Besides being aware of men’s control of our lives we also have to be on guard and call out those women, especially elite, middle class and professional women of all colours, who suffocate and strangle women when they have attained positions of power.
We must not be afraid to acknowledge that women with power are not necessarily supporters of ‘the sisterhood and women’s struggles’. In South Africa, we see when women attain power, they waste no time in embracing dominant male behavior and control and work relentlessly at keeping ‘women down’ instead of supporting women.
Class, race and colour must never be dismissed in women’s struggles and activism. We also can’t rely on the privileged women in society to lead struggles, especially battles those of working class women. In times of contestation and challenge, when warriors must battle patriarchy and male hegemony, those women with some power and middle class and elite status, will stay in the background; their voices will be silent and won’t be out there chorusing with struggling women. But when the battles emerge as victories for women, it’s the elite, professional and middle class that will mostly benefit from the gains.

No more must we support men who don’t support women’s struggles and that also goes for men in the anti-apartheid struggle. Women have sacrificed too much and given their lives for freedom in their lifetime only to see and know, that when freedom is supposedly won, it’s the men (of all colours), who get to dominate and control.
In our activism we must fiercely guard our women’s voice! This means not entertaining and supporting male domination of committees, of talking panels at conferences, events, community meetings and national and international representation. A gender perspective must lead our vision and at all times and we must never apologise for asking, ’where are the women?’ Should we fail to do this, we will be giving men free reign to control the discourse and discussion with women left out.
And when we never forget to mention the women, it must not be seen that we are men-haters.
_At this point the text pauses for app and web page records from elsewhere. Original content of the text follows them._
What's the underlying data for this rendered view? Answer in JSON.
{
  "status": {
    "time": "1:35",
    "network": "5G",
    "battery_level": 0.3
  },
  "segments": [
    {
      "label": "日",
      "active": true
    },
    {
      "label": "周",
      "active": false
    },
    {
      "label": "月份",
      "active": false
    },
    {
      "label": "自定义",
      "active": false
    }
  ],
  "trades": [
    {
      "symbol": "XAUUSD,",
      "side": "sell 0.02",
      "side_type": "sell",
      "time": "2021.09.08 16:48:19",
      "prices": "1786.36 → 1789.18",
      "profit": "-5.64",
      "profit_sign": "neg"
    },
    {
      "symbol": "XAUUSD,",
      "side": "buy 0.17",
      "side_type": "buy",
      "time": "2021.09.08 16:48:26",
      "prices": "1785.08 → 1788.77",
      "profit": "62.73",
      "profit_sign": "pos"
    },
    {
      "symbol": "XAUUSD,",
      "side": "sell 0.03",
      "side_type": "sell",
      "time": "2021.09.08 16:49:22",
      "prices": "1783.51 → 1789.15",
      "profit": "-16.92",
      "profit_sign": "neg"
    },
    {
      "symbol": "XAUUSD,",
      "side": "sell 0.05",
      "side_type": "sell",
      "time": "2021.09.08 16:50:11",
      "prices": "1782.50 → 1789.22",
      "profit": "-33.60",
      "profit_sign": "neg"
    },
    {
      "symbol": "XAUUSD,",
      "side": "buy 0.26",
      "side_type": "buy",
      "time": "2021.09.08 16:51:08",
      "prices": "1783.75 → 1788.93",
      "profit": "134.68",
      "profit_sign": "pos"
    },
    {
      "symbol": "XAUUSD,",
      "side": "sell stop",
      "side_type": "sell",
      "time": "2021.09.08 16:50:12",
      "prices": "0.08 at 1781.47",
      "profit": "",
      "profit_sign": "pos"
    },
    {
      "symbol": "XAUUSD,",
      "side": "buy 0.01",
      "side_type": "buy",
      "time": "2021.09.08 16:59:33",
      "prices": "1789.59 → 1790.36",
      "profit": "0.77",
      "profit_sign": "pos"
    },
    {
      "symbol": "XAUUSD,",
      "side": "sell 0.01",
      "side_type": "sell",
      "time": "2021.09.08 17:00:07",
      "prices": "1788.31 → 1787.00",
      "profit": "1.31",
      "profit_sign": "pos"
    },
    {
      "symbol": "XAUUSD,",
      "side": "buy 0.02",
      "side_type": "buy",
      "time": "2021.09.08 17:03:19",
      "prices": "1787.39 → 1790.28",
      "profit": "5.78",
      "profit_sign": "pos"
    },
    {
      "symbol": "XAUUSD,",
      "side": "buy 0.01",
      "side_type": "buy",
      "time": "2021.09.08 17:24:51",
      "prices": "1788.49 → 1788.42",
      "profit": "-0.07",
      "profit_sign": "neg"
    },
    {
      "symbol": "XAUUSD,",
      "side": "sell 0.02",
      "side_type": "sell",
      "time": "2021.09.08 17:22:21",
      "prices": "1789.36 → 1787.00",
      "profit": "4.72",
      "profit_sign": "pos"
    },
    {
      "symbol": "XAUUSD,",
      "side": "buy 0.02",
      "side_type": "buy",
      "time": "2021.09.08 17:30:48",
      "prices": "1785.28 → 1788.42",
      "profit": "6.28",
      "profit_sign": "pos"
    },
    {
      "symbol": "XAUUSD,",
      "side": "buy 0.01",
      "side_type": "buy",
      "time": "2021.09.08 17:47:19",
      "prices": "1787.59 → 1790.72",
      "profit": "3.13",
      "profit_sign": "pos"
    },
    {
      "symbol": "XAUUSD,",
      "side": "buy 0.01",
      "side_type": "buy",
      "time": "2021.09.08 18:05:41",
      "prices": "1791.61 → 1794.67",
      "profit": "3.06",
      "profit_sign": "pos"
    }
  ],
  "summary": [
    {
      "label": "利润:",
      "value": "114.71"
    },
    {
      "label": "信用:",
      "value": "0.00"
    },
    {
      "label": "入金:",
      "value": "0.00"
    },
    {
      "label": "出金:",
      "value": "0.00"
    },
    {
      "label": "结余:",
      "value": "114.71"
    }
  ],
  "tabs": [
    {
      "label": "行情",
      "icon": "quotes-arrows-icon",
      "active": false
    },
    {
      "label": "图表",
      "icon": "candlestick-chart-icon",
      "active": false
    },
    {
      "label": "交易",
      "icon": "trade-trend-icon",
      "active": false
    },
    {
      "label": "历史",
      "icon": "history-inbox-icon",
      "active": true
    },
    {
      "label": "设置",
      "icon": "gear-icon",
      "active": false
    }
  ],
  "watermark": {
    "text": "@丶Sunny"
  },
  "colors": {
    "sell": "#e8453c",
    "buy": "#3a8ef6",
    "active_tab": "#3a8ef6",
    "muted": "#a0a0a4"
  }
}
What we hate is how women’s lives and bodies are controlled by a male-dominated society!
When we aim to disrupt all that engineers suffocation and breaking down of women, we must activate struggles on a terrain of intersectionality; this because all women’s struggles in society are linked, whether its class, colour, gender, sexuality, race.
Women’s struggles can never wait for men to speak out for women and neither can the struggles of black and working class women be reliant of the voices of privileged women. It really is about women’s struggles being authentically and organically located in the trenches led by women with a critical consciousness, by women not afraid of contesting and losing their privilege and by women who would never allow power to rule their beings. It really is about black and working class being on their own, fiercely contesting and challenging for the society they demand to live in.IMG_2581